Only the pictures are to be dropped, and the rest of the data should be copied exactly.

[Records provided — start]

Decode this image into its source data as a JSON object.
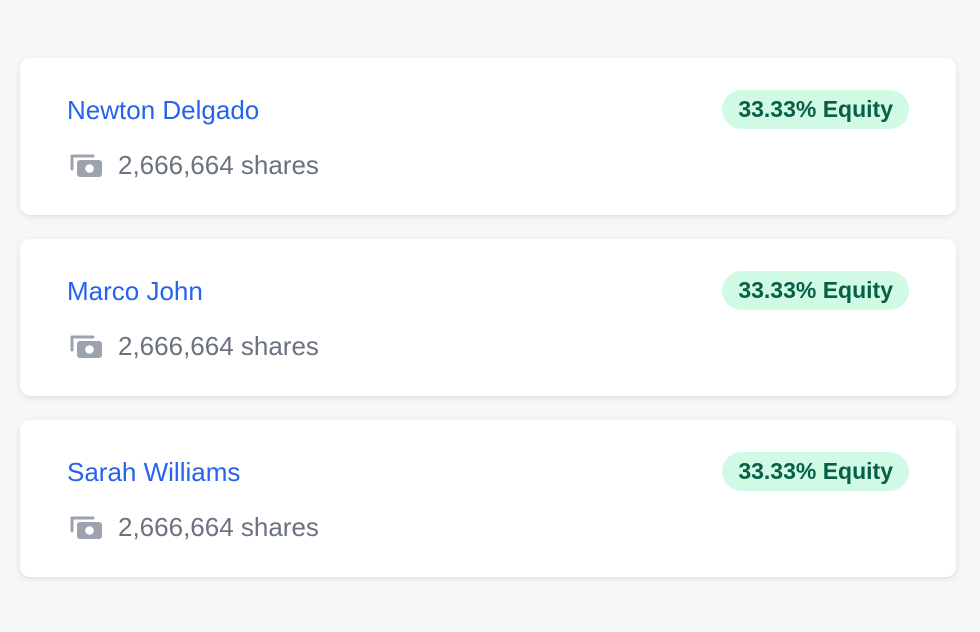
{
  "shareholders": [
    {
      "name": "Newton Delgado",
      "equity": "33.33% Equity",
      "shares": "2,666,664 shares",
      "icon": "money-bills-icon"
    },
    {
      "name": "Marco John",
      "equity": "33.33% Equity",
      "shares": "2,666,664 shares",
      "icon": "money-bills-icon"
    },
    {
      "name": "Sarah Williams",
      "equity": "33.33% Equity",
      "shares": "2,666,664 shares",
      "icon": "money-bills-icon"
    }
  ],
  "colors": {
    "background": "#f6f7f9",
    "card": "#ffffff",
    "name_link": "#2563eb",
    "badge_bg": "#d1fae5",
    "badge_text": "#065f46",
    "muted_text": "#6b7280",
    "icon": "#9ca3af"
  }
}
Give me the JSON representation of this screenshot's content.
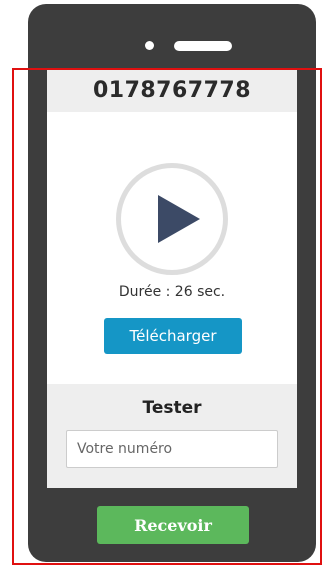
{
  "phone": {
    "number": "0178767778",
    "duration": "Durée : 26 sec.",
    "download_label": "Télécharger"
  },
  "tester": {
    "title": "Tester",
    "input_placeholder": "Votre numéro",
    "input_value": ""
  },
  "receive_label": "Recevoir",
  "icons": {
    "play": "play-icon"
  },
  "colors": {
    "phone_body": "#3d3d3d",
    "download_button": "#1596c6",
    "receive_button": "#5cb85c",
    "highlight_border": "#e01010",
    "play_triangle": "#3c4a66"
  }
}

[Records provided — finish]

Final answer:
Decode this image into its source data as a JSON object.
{
  "shareholders": [
    {
      "name": "Newton Delgado",
      "equity": "33.33% Equity",
      "shares": "2,666,664 shares",
      "icon": "money-bills-icon"
    },
    {
      "name": "Marco John",
      "equity": "33.33% Equity",
      "shares": "2,666,664 shares",
      "icon": "money-bills-icon"
    },
    {
      "name": "Sarah Williams",
      "equity": "33.33% Equity",
      "shares": "2,666,664 shares",
      "icon": "money-bills-icon"
    }
  ],
  "colors": {
    "background": "#f6f7f9",
    "card": "#ffffff",
    "name_link": "#2563eb",
    "badge_bg": "#d1fae5",
    "badge_text": "#065f46",
    "muted_text": "#6b7280",
    "icon": "#9ca3af"
  }
}
Give me the JSON representation of this screenshot's content.
{
  "phone": {
    "number": "0178767778",
    "duration": "Durée : 26 sec.",
    "download_label": "Télécharger"
  },
  "tester": {
    "title": "Tester",
    "input_placeholder": "Votre numéro",
    "input_value": ""
  },
  "receive_label": "Recevoir",
  "icons": {
    "play": "play-icon"
  },
  "colors": {
    "phone_body": "#3d3d3d",
    "download_button": "#1596c6",
    "receive_button": "#5cb85c",
    "highlight_border": "#e01010",
    "play_triangle": "#3c4a66"
  }
}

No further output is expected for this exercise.